Putting data behind the obvious

Rob Iracane over at Walkoff Walk takes a look at a subject touched on many times here with regards to players who are questioned about hustle. It’s a good read and even though what Rob writes is well known, the simple data he compiled is alarming.

Joe Girardi gets some credit

If you’re a Joe Girardi fan, enjoy this while it lasts. Michael Rosenberg at SI lays out reasons for why Girardi is a perfect manager for the Yankees, without ignoring some of his faults. If you can’t stand Girardi, take a peek and see if Rosenberg does anything to sway you.

In the market for new house?

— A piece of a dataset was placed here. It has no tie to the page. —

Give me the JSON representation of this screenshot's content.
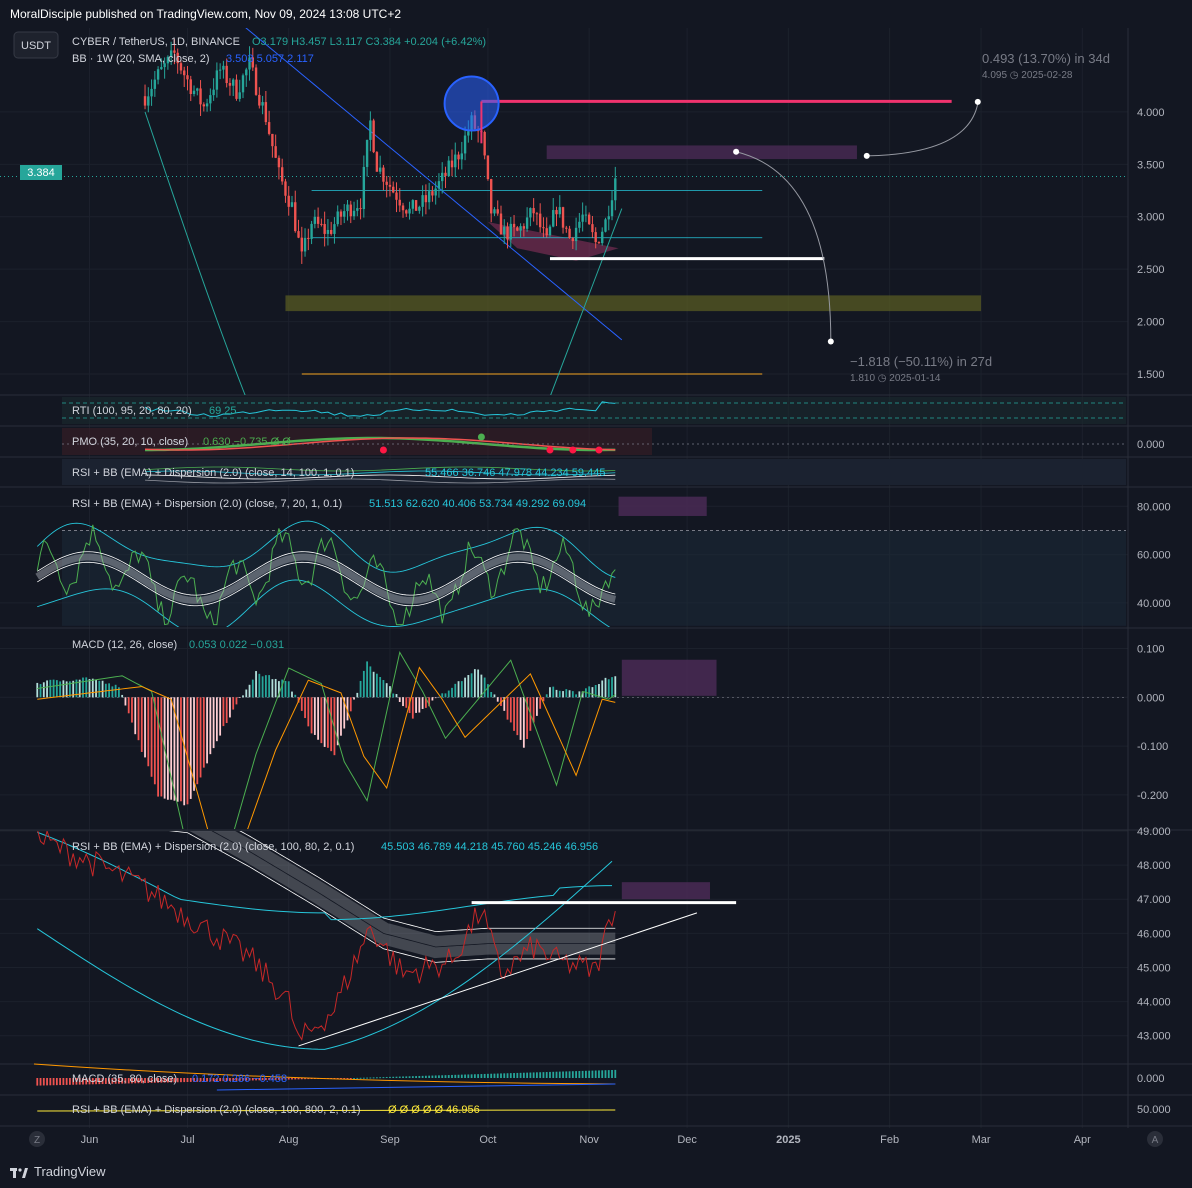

‘Duk over at Big League Stew writes about the Field of Dreams being up for sale in Iowa for $5.4 million. For anyone who has seen the movie, it’s a pretty good read, and it’s interesting to know what happened to the field since.

Remember this guy?

It seems like Jarrod Saltalamacchia should have been an All-Star several times by now, but his career as a catcher is heading in the wrong direction. Bob Hersom of okcredhawks.com takes a look at Salty’s issues throwing the ball back to the pitcher. The good news is Salty is hitting the ball well, so hopefully he either figures it out soon or his bat is strong enough to get him in the majors as a 1B/DH. There’s always room in the majors for guys with 14 letter last names who married a teacher from his high school.

Well, if the whole football thing doesn’t pan out

Interesting story (scroll to bottom) in the Memphis Commercial Appeal about Tim Tebow taking batting practice with the Memphis University School baseball team. Long story short, he crushed the ball. Just in case he doesn’t make in the NFL, maybe he should keep his swing sharp.